This article was written by Sandy Di Yu and was first published on 18-06-2019.

[1]Grimwood, Tom. "The Meaning of Clichés." Diacritics, vol. 44 no. 4, 2016, pp. 90-113. Project MUSE, doi:10.1353/dia.2016.0021

[2]When searching the phrase “one man's terrorist is another man's freedom fighter” in Google, the top search results yielded are all of articles from American publications by American authors, with the two exceptions being articles published in academic journals, both by Boaz Ganor, a scholar from Israel. In the context of the topics at hand, the United States and the State of Israel share overlapping political objectives in terms of territory, a prime impetus for the debates this article addresses.

[3]Thomas Nichols is a professor of strategy at the U.S. Naval War College, and while he claims that if the U.S. was under foreign occupation he would only plant bombs at their base and not go to their country to hold a school hostage, his is a shallow interpretation of what desperate means individuals are driven to “What Do You Think the Phrase ‘One Man's Terrorist Is Another Man's Freedom Fighter’ Means?” The Choices Program, www.choices.edu/video/what-do-you-think-the-phrase-one-mans-terrorist-is-another-mans-freedom-fighte....

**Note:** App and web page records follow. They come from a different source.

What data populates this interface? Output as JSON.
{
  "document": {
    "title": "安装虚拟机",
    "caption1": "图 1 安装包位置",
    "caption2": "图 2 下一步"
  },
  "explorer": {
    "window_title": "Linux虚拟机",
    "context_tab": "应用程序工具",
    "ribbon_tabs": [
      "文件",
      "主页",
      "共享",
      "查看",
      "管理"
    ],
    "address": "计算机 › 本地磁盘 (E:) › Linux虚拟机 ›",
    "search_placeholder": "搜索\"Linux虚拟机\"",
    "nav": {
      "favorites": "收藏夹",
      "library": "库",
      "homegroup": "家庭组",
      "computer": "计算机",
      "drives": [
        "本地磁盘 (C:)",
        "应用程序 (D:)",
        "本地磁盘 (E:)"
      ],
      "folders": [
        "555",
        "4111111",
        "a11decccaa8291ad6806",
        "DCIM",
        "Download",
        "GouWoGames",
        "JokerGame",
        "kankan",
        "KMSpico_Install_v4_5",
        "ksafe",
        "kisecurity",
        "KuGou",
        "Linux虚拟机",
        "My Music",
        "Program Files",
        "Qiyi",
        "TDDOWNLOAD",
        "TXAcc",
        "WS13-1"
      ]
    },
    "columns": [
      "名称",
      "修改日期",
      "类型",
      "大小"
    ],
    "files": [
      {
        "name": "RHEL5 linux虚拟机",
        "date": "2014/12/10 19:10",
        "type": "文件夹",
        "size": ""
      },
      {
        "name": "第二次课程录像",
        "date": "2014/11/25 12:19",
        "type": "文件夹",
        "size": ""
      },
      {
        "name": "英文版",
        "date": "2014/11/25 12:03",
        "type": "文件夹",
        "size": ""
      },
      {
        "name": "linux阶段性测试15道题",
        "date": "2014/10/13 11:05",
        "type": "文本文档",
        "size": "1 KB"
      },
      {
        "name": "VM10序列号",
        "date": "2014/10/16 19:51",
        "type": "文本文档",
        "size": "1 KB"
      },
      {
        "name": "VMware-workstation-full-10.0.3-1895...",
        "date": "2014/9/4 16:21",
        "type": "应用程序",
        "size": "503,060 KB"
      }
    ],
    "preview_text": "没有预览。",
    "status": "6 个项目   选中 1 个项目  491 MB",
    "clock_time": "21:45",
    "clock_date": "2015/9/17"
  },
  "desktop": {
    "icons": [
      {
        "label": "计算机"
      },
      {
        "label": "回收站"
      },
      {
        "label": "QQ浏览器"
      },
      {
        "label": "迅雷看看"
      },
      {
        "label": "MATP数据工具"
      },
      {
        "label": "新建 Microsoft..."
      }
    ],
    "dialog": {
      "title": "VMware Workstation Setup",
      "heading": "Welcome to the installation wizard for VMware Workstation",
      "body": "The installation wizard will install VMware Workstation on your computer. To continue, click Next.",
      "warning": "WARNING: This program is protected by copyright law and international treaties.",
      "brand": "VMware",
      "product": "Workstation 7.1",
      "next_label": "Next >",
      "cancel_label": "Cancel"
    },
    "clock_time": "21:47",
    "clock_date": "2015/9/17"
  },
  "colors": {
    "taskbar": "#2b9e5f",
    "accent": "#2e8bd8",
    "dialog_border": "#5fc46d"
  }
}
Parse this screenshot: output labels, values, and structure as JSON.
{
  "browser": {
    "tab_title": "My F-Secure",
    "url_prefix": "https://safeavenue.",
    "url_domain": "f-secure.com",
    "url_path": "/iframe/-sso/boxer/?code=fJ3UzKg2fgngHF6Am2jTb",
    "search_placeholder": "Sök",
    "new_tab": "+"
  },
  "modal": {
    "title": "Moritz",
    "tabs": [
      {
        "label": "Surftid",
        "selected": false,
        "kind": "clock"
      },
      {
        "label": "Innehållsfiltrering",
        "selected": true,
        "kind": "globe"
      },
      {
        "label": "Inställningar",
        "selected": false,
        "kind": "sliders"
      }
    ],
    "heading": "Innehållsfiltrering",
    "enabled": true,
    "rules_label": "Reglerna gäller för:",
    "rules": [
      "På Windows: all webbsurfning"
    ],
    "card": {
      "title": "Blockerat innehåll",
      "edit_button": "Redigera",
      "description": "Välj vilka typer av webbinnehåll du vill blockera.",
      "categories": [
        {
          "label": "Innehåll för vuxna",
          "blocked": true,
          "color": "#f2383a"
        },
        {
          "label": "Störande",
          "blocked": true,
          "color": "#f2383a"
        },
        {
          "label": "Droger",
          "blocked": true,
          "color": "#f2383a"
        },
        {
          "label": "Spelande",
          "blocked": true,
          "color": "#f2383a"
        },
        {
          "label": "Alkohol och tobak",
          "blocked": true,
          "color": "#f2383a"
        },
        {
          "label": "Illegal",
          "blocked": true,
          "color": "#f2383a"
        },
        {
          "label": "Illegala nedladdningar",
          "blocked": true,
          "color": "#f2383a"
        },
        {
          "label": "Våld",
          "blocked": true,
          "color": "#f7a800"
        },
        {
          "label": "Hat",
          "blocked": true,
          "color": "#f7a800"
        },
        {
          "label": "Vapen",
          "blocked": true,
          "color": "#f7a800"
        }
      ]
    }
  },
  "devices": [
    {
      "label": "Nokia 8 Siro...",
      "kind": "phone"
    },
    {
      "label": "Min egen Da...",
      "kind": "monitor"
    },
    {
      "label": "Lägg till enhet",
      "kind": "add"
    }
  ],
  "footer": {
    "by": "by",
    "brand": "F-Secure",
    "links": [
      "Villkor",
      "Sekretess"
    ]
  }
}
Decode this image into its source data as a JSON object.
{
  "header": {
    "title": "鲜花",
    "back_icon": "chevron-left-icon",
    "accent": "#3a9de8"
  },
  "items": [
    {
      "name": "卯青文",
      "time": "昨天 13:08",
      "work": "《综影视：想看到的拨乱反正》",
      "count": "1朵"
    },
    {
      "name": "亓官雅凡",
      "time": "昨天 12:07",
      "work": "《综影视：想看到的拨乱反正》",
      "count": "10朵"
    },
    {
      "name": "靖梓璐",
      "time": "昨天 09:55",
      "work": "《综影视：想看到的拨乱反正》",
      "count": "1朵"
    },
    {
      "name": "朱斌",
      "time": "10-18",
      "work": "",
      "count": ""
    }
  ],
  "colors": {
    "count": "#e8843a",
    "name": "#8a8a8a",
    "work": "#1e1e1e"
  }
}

[4]Friedersdorf, Conor. “Is One Man's Terrorist Another Man's Freedom Fighter?” The Atlantic, Atlantic Media Company, 16 May 2012, www.theatlantic.com/politics/archive/2012/05/is-one-mans-terrorist-another-mans-freedom-fighter/2572....

[5]“Delisting of the Mujahedin-e Khalq.” U.S. Department of State, U.S. Department of State, 28 Sept. 2012, www.state.gov/j/ct/rls/other/des/266607.htm.

[6]Boaz Ganor (2002) Defining Terrorism: Is One Man's Terrorist another Man's Freedom Fighter?, Police Practice and Research, 3:4, 287-304, DOI: 10.1080/1561426022000032060

[7]Dudouet, Véronique. “Intra-Party Dynamics and the Political Transformation of Non-State Armed Groups.” International Journal of Conflict and Violence, vol. 6, no. 1, 1 May 2012, pp. 66–108., doi:10.4119/UNIBI/ijcv.179.

[8]Ibid, pg. 98.

[9]Ganor, pg. 288.

[10]Douduet, pg. 99

[11]Dudouet, Véronique. “From ‘Rebels’ to ‘Violent Extremists’: Implications for Engaging Armed Groups?” 12 Feb. 2019, London, Goldsmiths, University of London.6dTae1mY48kz7lzHaY/edit

[12]Douduet, pg. 99

[13]Dudouet, 2019.